Tally the lines in the following entries that include the word "JSON"; state only the total.
Source records Block Start
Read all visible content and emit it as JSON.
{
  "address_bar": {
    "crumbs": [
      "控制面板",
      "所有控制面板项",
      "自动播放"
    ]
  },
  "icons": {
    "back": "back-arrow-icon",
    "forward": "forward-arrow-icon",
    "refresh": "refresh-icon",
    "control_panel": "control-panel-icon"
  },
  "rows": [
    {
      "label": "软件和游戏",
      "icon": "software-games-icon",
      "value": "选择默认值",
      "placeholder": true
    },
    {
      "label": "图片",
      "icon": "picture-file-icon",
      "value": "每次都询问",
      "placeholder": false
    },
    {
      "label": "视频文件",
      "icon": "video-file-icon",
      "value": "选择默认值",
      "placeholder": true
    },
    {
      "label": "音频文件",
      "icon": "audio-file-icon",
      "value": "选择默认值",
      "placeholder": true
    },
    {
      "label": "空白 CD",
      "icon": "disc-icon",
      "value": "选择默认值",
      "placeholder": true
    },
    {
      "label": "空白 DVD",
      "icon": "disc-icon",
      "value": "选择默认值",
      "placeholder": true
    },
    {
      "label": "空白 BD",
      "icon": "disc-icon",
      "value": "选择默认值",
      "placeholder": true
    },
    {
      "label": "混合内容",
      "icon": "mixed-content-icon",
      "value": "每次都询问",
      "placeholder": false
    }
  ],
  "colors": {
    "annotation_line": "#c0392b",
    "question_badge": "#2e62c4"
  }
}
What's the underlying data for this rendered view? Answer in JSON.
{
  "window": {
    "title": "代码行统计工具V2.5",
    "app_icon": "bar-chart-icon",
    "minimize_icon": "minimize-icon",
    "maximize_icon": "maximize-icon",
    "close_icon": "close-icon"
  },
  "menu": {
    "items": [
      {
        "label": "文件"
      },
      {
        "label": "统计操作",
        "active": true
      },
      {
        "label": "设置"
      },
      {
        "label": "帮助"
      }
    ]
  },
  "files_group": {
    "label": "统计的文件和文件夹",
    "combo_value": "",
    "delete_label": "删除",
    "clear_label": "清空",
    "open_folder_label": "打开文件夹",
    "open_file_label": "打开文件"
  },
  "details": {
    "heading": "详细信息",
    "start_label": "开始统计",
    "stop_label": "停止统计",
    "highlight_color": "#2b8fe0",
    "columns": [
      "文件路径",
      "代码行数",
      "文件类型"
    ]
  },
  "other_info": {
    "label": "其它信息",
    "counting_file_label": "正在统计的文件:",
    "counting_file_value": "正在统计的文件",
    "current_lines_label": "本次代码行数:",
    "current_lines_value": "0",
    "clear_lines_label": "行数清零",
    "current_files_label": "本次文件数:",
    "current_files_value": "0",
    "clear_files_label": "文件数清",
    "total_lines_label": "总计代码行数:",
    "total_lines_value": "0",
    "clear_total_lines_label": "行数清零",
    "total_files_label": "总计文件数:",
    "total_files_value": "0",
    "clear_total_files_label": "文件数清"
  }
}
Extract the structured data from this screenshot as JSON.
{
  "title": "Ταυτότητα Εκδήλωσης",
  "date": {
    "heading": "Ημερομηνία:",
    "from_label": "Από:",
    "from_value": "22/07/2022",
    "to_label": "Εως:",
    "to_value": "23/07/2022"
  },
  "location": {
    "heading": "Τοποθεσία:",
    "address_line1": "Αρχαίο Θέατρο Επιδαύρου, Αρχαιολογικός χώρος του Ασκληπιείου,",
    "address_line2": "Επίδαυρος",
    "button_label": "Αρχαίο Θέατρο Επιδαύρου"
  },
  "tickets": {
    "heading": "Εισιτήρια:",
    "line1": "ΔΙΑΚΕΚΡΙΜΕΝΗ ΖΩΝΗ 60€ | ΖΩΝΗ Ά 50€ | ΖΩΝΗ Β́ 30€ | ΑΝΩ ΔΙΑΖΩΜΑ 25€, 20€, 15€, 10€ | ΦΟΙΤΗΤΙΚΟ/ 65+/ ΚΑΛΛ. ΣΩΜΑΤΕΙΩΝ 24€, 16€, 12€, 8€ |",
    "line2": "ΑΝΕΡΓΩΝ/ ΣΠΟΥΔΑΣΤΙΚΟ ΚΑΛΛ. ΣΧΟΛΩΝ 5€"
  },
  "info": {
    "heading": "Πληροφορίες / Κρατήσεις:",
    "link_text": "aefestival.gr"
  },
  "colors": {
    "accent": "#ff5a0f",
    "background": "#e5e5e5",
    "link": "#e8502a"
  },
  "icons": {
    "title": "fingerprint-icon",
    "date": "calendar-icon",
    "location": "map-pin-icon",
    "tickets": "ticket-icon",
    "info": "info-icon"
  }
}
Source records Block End
### Exercise response
3